## Records shown
○ ○ ○

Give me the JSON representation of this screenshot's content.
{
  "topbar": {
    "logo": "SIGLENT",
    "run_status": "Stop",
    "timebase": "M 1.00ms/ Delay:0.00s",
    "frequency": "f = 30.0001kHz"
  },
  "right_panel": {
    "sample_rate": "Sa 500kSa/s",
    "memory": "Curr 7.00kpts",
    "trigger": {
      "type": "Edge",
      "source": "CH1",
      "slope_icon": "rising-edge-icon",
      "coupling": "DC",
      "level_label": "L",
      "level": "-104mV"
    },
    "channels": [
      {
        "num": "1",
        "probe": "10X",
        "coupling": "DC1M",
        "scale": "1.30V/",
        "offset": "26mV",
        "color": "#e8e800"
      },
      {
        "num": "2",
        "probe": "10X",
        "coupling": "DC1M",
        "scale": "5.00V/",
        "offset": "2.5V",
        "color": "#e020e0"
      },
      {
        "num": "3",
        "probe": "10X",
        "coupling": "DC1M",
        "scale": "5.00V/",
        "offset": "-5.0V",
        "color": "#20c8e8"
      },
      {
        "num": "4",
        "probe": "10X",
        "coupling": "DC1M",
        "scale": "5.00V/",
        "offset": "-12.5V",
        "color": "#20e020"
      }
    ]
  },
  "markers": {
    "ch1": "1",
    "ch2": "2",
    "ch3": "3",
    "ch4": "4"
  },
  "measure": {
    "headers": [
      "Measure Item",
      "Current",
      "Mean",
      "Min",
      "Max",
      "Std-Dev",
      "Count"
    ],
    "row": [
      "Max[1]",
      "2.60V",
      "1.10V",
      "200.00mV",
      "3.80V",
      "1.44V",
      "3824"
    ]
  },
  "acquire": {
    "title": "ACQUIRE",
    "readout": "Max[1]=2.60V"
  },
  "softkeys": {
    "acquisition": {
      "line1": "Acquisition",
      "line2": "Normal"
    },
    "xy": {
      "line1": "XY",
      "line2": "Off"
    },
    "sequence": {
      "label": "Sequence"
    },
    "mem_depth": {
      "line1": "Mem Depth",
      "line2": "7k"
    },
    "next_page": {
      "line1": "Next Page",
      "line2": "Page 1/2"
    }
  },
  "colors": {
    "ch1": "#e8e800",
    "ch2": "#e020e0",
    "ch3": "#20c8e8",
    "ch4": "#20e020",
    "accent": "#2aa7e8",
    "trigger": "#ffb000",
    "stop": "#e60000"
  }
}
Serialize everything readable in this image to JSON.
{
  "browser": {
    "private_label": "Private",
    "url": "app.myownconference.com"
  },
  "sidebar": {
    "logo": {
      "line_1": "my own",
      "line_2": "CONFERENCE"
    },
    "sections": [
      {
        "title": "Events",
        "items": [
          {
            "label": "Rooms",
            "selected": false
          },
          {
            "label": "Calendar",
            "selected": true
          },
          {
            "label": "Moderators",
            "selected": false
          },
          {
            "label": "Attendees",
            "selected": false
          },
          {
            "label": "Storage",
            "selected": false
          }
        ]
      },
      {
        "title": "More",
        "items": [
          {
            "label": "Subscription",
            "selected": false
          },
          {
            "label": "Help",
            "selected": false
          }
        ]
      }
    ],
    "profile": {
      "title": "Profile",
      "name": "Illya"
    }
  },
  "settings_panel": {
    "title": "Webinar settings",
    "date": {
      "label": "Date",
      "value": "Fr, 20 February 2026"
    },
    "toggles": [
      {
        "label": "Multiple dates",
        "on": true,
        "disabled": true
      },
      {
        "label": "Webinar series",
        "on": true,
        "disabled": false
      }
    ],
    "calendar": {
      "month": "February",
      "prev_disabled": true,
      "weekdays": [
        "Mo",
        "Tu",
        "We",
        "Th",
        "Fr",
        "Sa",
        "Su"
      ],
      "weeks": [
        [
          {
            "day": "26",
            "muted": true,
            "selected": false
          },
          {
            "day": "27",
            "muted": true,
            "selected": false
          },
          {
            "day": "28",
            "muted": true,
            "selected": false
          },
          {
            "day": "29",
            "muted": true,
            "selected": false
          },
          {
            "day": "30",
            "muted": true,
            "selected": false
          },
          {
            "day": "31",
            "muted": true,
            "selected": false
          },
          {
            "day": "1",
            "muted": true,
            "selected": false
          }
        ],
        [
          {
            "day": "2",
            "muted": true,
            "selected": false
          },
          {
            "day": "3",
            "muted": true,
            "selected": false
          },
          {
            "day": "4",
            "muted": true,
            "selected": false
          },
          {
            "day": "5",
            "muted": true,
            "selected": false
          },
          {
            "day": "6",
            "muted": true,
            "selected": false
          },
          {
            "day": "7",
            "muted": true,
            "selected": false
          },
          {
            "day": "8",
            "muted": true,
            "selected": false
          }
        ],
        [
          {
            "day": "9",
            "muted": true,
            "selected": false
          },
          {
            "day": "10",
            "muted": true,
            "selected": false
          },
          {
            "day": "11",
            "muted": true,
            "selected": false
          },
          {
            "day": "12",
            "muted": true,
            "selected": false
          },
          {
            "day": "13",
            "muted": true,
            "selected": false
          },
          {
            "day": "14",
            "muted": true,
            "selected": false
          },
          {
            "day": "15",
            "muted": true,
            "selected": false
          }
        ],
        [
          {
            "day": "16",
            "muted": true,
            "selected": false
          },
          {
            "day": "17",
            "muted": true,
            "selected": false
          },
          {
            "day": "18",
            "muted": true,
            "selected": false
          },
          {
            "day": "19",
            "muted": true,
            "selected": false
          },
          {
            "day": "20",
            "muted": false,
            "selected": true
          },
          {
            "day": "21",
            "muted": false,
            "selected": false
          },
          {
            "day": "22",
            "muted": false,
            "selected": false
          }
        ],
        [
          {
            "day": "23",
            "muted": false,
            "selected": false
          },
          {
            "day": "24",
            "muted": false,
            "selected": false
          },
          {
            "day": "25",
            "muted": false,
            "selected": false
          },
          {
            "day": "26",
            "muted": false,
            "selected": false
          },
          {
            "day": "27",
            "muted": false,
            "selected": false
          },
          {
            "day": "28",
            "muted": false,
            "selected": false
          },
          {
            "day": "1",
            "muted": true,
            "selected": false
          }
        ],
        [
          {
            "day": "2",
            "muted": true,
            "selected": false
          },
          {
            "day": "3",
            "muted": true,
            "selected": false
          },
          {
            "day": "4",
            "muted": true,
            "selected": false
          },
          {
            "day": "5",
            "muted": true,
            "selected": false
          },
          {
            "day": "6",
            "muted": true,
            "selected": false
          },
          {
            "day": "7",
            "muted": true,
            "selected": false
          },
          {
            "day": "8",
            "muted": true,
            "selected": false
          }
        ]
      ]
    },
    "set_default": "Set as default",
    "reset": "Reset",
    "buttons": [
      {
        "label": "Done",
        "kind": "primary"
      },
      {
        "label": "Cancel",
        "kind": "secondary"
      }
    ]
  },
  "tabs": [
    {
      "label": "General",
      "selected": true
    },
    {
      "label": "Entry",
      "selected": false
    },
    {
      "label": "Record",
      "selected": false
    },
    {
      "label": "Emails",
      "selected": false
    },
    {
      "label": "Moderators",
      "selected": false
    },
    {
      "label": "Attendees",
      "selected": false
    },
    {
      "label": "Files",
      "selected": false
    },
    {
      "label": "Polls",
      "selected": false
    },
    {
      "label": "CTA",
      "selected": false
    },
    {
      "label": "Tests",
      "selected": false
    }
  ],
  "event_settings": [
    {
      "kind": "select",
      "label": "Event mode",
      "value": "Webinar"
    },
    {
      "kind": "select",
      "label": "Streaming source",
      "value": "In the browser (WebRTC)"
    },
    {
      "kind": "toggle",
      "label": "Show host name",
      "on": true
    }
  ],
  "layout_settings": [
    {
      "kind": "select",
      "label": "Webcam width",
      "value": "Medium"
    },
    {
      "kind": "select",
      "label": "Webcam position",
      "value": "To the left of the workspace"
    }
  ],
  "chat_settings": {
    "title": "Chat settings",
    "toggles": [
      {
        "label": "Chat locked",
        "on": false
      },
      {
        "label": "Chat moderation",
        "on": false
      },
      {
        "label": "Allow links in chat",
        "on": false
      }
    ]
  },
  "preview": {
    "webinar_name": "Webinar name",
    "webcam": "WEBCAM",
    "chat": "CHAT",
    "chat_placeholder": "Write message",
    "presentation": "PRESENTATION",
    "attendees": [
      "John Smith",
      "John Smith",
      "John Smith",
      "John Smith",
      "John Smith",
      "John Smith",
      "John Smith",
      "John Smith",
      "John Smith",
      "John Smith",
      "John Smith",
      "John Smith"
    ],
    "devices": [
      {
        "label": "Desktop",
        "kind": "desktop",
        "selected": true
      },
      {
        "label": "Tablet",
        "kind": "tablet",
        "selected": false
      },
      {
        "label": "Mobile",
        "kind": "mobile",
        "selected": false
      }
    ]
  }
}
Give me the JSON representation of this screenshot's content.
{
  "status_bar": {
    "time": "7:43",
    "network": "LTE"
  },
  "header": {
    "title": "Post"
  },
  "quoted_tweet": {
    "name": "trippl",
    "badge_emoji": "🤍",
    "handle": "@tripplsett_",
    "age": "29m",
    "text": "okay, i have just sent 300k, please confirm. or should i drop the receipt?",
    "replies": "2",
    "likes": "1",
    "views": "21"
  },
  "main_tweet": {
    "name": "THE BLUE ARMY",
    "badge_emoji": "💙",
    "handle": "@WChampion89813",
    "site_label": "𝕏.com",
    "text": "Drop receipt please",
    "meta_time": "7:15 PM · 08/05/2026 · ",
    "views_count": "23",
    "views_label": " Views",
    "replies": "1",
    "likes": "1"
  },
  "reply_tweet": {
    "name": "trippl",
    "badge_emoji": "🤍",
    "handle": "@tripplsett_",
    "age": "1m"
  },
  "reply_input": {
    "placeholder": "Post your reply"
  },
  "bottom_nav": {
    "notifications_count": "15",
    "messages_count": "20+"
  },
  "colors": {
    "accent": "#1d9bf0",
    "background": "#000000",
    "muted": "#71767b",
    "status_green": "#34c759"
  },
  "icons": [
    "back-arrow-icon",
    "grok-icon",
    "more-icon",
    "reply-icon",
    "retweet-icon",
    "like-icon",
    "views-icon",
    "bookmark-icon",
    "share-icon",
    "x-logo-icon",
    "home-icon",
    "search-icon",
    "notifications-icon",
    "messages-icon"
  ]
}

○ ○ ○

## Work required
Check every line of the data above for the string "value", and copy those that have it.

## Problem solution
      "value": "Fr, 20 February 2026"
      "value": "Webinar"
      "value": "In the browser (WebRTC)"
      "value": "Medium"
      "value": "To the left of the workspace"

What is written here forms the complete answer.